Records shown Block Start

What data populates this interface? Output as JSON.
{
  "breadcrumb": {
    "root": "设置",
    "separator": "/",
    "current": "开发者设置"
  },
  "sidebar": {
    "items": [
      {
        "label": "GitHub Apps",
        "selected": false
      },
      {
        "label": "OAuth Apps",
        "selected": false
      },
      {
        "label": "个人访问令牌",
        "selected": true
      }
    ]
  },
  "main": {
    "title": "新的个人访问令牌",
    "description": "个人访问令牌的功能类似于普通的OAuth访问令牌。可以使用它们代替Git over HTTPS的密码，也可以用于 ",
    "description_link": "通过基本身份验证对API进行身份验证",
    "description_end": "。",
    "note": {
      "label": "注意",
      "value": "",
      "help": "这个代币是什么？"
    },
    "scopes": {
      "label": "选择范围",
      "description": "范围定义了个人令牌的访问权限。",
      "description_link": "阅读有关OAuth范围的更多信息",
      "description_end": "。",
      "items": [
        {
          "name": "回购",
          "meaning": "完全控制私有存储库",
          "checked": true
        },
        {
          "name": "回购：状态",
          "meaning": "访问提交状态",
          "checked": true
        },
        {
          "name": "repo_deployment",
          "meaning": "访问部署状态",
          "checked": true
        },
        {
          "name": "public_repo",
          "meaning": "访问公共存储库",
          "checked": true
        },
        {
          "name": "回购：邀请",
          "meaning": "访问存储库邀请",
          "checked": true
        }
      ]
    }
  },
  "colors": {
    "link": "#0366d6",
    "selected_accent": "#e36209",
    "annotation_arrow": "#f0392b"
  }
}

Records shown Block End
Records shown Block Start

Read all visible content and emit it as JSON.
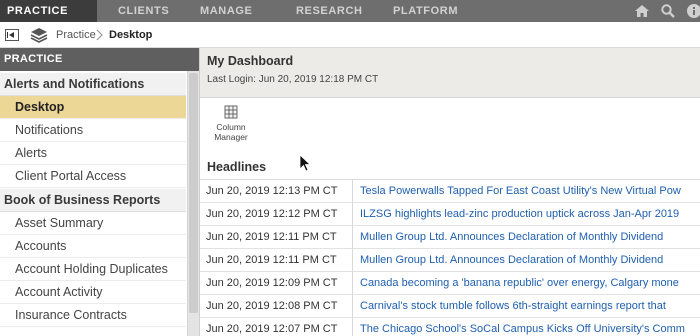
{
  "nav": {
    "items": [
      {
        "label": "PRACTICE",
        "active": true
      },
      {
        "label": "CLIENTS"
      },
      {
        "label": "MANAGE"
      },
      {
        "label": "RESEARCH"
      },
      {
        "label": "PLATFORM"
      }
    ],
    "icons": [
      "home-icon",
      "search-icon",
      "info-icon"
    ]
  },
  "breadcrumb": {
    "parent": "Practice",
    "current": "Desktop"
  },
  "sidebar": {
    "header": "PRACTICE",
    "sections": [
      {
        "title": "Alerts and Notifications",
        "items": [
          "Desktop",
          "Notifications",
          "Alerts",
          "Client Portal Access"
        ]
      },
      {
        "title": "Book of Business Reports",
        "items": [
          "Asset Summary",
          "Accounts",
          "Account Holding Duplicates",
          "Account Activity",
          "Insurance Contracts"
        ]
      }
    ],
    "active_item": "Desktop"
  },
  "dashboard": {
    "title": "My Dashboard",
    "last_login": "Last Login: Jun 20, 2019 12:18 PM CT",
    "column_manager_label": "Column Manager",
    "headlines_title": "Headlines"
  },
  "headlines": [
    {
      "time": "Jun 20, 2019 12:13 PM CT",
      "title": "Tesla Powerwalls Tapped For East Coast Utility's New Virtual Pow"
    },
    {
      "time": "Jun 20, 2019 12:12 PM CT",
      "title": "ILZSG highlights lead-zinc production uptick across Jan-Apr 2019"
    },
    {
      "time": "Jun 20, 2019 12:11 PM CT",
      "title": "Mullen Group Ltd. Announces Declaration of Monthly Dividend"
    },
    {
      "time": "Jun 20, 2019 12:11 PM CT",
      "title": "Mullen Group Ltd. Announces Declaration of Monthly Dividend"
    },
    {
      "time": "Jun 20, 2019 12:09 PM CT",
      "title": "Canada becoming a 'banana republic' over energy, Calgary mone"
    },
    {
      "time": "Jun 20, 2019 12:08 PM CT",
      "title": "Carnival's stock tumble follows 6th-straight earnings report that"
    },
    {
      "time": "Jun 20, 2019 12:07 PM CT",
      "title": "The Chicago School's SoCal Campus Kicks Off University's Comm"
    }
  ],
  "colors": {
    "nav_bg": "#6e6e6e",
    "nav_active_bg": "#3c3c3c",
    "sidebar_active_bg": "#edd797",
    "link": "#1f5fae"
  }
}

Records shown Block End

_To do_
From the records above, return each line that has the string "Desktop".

_Written answer_
    "current": "Desktop"
          "Desktop",
    "active_item": "Desktop"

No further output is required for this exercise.